SANAA, Yemen, Nov. 10 (UPI) -- Yemen has stepped up security measures at its vital installations following threats by presumed al-Qaida operatives.
A Yemeni official, who spoke on condition of anonymity, told United Press International Friday that all security precautions have been taken at ports, airports and oil installations, especially at the site of a project for liquefied natural gas (LNG).
He said security was beefed up after a group calling itself al-Qaida Branch in Yemen claimed responsibility for attacking two oil installations last September which the Yemeni authorities said they had foiled.
"Al-Qaida's threats to attack vital centers in the country are just made for intimidation... This group has no effective presence in Yemen anymore and it has since been quiet," the official said.
He said security measures were also tightened at all government institutions as well as around foreign interests and Western embassies.

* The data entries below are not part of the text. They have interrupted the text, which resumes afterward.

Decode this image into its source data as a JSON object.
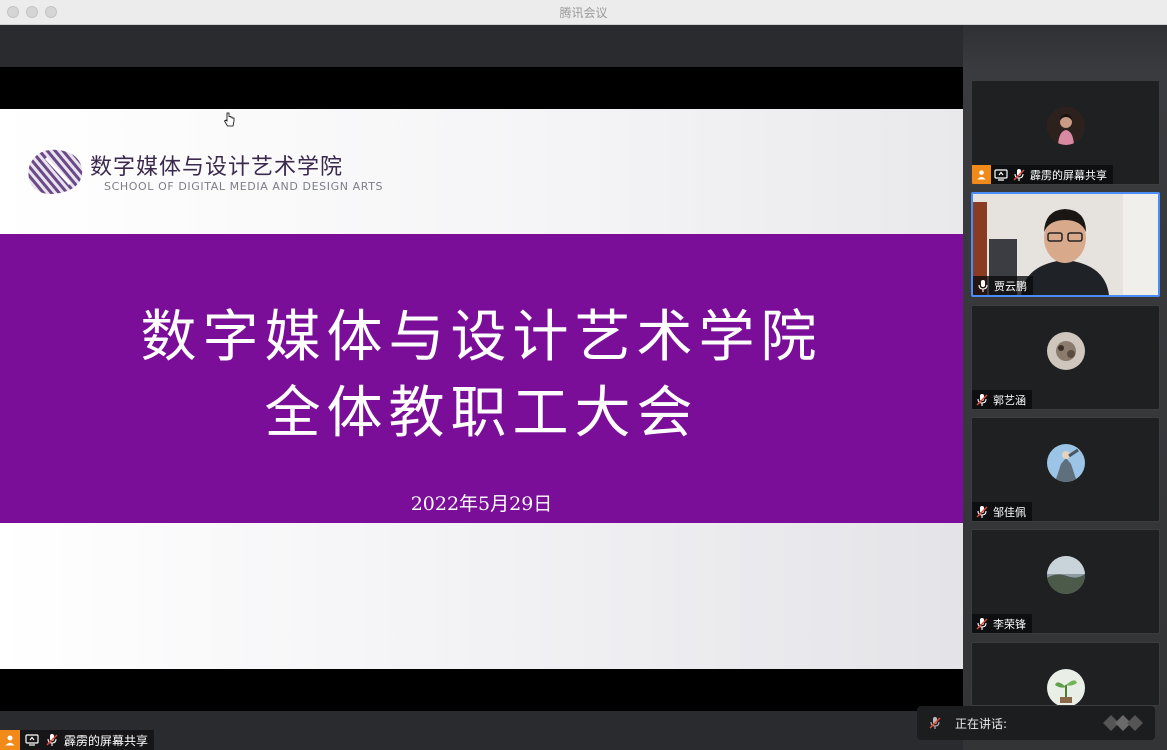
{
  "window": {
    "title": "腾讯会议"
  },
  "slide": {
    "logo_cn": "数字媒体与设计艺术学院",
    "logo_en": "SCHOOL OF DIGITAL MEDIA AND DESIGN ARTS",
    "title_line1": "数字媒体与设计艺术学院",
    "title_line2": "全体教职工大会",
    "date": "2022年5月29日",
    "band_color": "#7a0e99"
  },
  "presenter_tag": {
    "label": "霹雳的屏幕共享"
  },
  "participants": [
    {
      "name": "霹雳的屏幕共享",
      "type": "avatar",
      "icons": [
        "person-icon",
        "screen-share-icon",
        "mic-muted-icon"
      ]
    },
    {
      "name": "贾云鹏",
      "type": "video",
      "icons": [
        "mic-icon"
      ]
    },
    {
      "name": "郭艺涵",
      "type": "avatar",
      "icons": [
        "mic-muted-icon"
      ]
    },
    {
      "name": "邹佳佩",
      "type": "avatar",
      "icons": [
        "mic-muted-icon"
      ]
    },
    {
      "name": "李荣锋",
      "type": "avatar",
      "icons": [
        "mic-muted-icon"
      ]
    },
    {
      "name": "",
      "type": "avatar",
      "icons": []
    }
  ],
  "speaking": {
    "label": "正在讲话:"
  }
}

A private U.S. institution for financing foreign investments, OPIC, expressed in a recent report fears that the LNG project it is funding in Yemen could be a target for a terrorist attack on the model of the October 2000 attack on the USS Cole, which was hit by a booby-trapped boat in the port of Aden killing 17 American sailors.
A spokesman for the Yemeni gas company said "security is a primary concern at the LNG project site and a security plan was put in place in coordination with the Yemeni authorities to protect it."
The interior ministry in an earlier statement played down al-Qaida pledges to attack U.S. interests in Yemen, stressing that the government "will hit with an iron fist terrorist elements and abort their criminal plans."
The LNG project is jointly owned by the Yemeni government, French Total, U.S. Hunt and a South Korean oil company.